▶ EXCERPTED DATA
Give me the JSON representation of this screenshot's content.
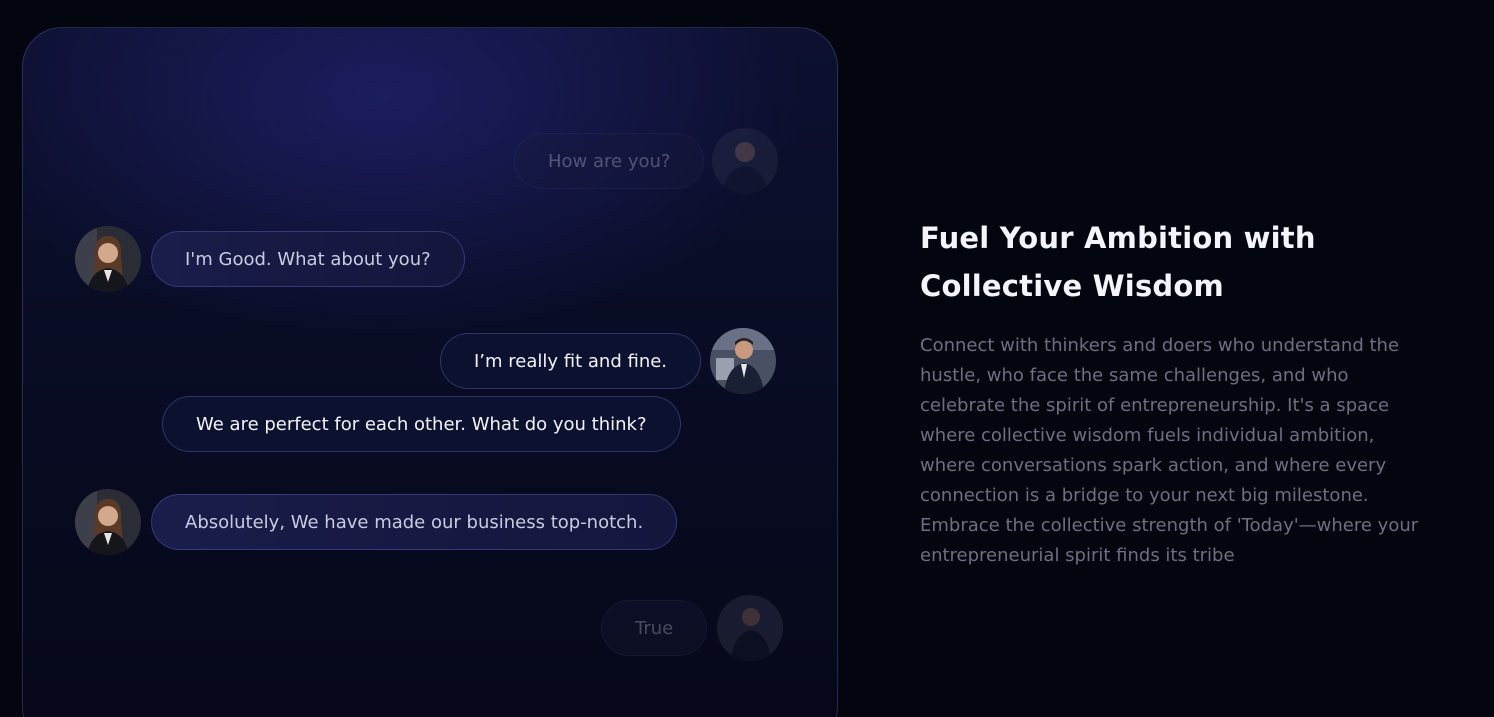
{
  "chat": {
    "messages": [
      {
        "text": "How are you?",
        "side": "right",
        "avatar": "man-avatar",
        "faded": true
      },
      {
        "text": "I'm Good. What about you?",
        "side": "left",
        "avatar": "woman-avatar",
        "faded": false
      },
      {
        "text": "I’m really fit and fine.",
        "side": "right",
        "avatar": "man-avatar",
        "faded": false
      },
      {
        "text": "We are perfect for each other. What do you think?",
        "side": "right",
        "avatar": null,
        "faded": false
      },
      {
        "text": "Absolutely, We have made our business top-notch.",
        "side": "left",
        "avatar": "woman-avatar",
        "faded": false
      },
      {
        "text": "True",
        "side": "right",
        "avatar": "man-avatar",
        "faded": true
      }
    ]
  },
  "feature": {
    "title_line1": "Fuel Your Ambition with",
    "title_line2": "Collective Wisdom",
    "description": "Connect with thinkers and doers who understand the hustle, who face the same challenges, and who celebrate the spirit of entrepreneurship. It's a space where collective wisdom fuels individual ambition, where conversations spark action, and where every connection is a bridge to your next big milestone. Embrace the collective strength of 'Today'—where your entrepreneurial spirit finds its tribe"
  },
  "colors": {
    "page_background": "#04060f",
    "card_glow": "#20226e",
    "incoming_bubble": "#1a1c4a",
    "outgoing_bubble": "#0d1130",
    "heading": "#f4f5fa",
    "body": "#6c6f82"
  }
}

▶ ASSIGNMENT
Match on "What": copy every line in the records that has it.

▶ ANSWER
        "text": "I'm Good. What about you?",
        "text": "We are perfect for each other. What do you think?",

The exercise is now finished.